‘Fire‘ has a good old fashioned dinosaur stomping riff and drum intro which treads onward through the verse. Now this one reminds me of Slash’s Snakepit and several other rock and metal bands of the 90s. It’s loud and violent and it cruises but the melody isn’t there so it slips from memory. There’s a little hook in the chorus. Is that actually Slash playing the solo – it sure feels like him.
‘Sacred Cowboys‘ brings the speed again. It also brings the rap again. It’s cool that Bruce is trying stuff that he either wouldn’t or couldn’t in Maiden. Jeepers, take a breath there son, you’ll faint. It’s another which lacks melody in the vocals, until the chorus which thankfully is a good one. I’m not sure I’d listen to this again, but it does stand out in memory as one to recommend to fans who may not have heard it – just as a bit of an oddity and something different. Bruce keeps it from being a failure and there’s some variance and depth in the instrumentation.
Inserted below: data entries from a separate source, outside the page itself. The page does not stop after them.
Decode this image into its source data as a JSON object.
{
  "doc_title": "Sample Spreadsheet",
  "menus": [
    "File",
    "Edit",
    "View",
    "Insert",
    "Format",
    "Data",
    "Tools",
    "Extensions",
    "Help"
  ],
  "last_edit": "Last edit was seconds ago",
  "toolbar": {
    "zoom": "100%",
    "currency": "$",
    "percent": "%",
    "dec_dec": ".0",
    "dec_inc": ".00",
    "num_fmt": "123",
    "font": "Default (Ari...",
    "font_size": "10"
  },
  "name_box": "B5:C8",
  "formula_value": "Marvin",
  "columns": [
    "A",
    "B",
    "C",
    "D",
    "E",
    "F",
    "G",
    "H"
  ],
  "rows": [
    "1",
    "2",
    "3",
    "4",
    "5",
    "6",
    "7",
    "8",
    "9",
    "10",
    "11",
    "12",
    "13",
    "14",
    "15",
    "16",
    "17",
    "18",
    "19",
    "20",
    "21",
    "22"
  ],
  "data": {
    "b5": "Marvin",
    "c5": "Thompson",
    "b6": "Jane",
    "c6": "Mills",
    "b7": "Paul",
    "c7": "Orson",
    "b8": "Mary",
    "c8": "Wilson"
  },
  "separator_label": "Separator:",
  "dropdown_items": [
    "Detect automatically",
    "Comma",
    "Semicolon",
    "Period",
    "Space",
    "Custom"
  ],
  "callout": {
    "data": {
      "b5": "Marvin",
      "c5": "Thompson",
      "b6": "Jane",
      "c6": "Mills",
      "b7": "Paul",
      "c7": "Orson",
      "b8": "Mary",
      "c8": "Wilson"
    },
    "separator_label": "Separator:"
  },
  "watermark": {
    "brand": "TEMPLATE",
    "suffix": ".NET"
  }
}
‘Tears Of A Dragon‘ closes the album. There’s different versions of this, I’m going for the 8 minute one, which certainly begins in epic form, all pianos and building. Then it enters a phase with some muted guitar which reminds me of one of my all time favourite songs – Dangerous Tonight. The verses are a little cheesy but we’ll excuse him. It builds to what I assume is the chorus – epic melodies. Yeah, it is more cheese than not, but it’s good and I think I would have loved it more if Id heard it at the time. Into an instrumental section which soon begins to gallop along with all manner of string synth sounds. It even manages to sound like Beat It. And like a precursor to Knights Of Cydonia. Good solo. From the name, he’s obviously poking fun at the whole thing. I like it – it doesn’t hit the peaks of other epics I love, but like I say – many of those epics I’ve been listening to for more than 20 years so this would have some catching up to do regardless. Then he rips the arse out of it for the final minute.
This was a much stronger effort than Bruce’s first solo. While I couldn’t identify a common thread tying it all together, beyond Bruce and beyond it being a hard rock album, there wasn’t anything bad I can pull away from it. Mostly good songs, a few very good songs, and the rest are passable. Metal vocalists don’t have a great track record when they go solo, but I’d wager that this is one of the better ones and there’s a lot here for fans of heavy music to enjoy.
Nightman’s Playlist Picks: Cyclops. Gods Of War. Change Of Heart. Tears Of A Dragon.